Airmagnet’s other bit of news is that its WLAN analysis solutions can now run on Aruba’s managed WLAN systems. Aruba’s wireless mobility platform enables the AirMagnet analyzer to operate in both passive and active modes.
In passive mode, the Airmagnet analyzer receives real-time data directly from the Aruba controller and access points, providing monitoring and troubleshooting functions concurrent with client sessions. Active mode enables the AirMagnet analyzer to control individual access points (APs) to perform complete interactive channel, throughput and device analysis, but without client support.
Also in the enterprise wireless space, Meru Networks, announced its Wireless Backbone System that it says “eliminates the need for wiring” in distribution and access networks. The system uses a combination two new access points, a modified version of Meru’s RS4000 Radio Switch and new software to implement wireless access, distribution and backbone networking layers.
The new Wireless Backbone System components include the AP150-WB dual radio access point for low-density environments, RS4000-WB and Meru Wireless Backbone Software application for the Meru line of MC Controllers.

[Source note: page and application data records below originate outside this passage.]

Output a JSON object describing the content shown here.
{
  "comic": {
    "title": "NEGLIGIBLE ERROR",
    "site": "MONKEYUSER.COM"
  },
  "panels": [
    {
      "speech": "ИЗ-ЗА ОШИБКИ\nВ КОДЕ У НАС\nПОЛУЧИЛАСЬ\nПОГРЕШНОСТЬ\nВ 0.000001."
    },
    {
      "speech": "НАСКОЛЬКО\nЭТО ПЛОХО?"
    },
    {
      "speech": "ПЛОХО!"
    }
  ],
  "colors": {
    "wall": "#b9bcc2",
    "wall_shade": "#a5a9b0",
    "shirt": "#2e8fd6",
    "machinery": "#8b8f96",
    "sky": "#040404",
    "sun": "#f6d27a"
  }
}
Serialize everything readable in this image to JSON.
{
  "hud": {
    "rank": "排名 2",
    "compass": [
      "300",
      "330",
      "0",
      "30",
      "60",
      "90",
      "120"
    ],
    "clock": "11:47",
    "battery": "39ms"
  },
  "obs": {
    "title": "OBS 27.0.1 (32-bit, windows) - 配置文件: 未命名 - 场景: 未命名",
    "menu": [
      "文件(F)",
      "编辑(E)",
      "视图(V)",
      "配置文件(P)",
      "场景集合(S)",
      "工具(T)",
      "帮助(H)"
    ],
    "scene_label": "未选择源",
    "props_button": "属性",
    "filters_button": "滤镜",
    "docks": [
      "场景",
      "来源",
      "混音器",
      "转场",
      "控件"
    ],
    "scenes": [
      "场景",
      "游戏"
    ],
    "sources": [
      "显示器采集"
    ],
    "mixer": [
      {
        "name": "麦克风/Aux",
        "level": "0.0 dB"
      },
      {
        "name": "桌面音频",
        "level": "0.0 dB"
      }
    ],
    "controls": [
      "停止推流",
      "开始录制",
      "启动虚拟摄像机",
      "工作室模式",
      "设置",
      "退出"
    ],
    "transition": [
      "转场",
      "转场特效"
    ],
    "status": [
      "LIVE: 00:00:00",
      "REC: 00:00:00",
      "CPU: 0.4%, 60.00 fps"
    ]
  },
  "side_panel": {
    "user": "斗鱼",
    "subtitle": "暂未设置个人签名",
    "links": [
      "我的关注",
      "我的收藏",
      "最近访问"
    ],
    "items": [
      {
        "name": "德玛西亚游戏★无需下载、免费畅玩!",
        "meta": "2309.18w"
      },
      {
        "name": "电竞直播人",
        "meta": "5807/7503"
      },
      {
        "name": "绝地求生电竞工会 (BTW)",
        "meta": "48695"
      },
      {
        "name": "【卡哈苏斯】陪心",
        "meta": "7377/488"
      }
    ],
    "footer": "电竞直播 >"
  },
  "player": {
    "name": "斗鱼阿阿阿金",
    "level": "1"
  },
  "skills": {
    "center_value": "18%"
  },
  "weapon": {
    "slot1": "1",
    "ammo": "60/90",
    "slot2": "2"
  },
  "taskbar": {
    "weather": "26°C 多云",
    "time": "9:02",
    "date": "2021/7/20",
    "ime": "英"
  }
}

Also included is a new version of Meru’s AP-200 access point, the AP208-WB with “wireless backbone” software.
The new system will be available in July with pricing of $995 for the AP150-WB, $1295 for the AP208-WB and $2995 for the RS4000-WB. Upgrades will be available for existing AP208 and RS4000 units starting at $595 and $1595 per unit respectively.
Speaking of VoWLAN (well, I was earlier), Trapeze is touting a “first” demonstration of Wi-Fi MultiMedia (WMM) support using handsets from SpectraLink and Taiwanese ODM Unex. The Interop Labs demo will show a Trapeze WLAN Mobility System simultaneously supporting calls using both Spectalink’s proprietary Voice Priority (SVP) and WMM.
Yet More Wireless
With all the focus on MIMO and draft 802.11n, vendors of products that don’t use these technologies have to really pump up the hyperbole to capture media attention. Thus EnGenius Technologies’ claim that its PowerGear Indoor Bridge is so good that it “destroys” the wireless market for its competition.
The company, which is probably more known for its long-range cordless phone systems is launching what it says is the “world’s longest range indoor client bridge”at Interop.
The ECB-3220 is a 802.11 b/g wireless client bridge and access point that has 400 mW of output power, which EnGenius claims is four times that of the typical AP. The bridge’s features include Power over Ethernet support, WEP and WPA/WPA2 security, SNMP for monitoring management and an upgradeable antenna.
Big isn’t the only way to get attention, however. Ortronics/Legrand is taking the opposite approach from EnGenius for its Wi-Jack Duo, which it claims is the “World’s Smallest Dual Band/Dual Radio Wireless AP”.
The patent-pending Duo is a complete dual-band AP that fits into a standard wall box. The product’s faceplate is standard size and is raised only 12 mm from the wall surface. The secret of the Wi-Jack Duo’s size, however, is that it’s a “thin” AP that depends on a central wireless controller for most of its smarts.
Still, the product is pretty impressive for its size, containing internal tri-band omni-directional antennas mounted behind the faceplate and supporting simultaneous operation at 2.4 and 5 GHz at speeds up to 54 Mb/s. The Duo also supports simultaneous use as a dedicated air monitor and comes with or without an additional copper workstation port for wired connectivity. Pricing and availability wasn’t provided in the announcement, but I’ll run it down and post it later.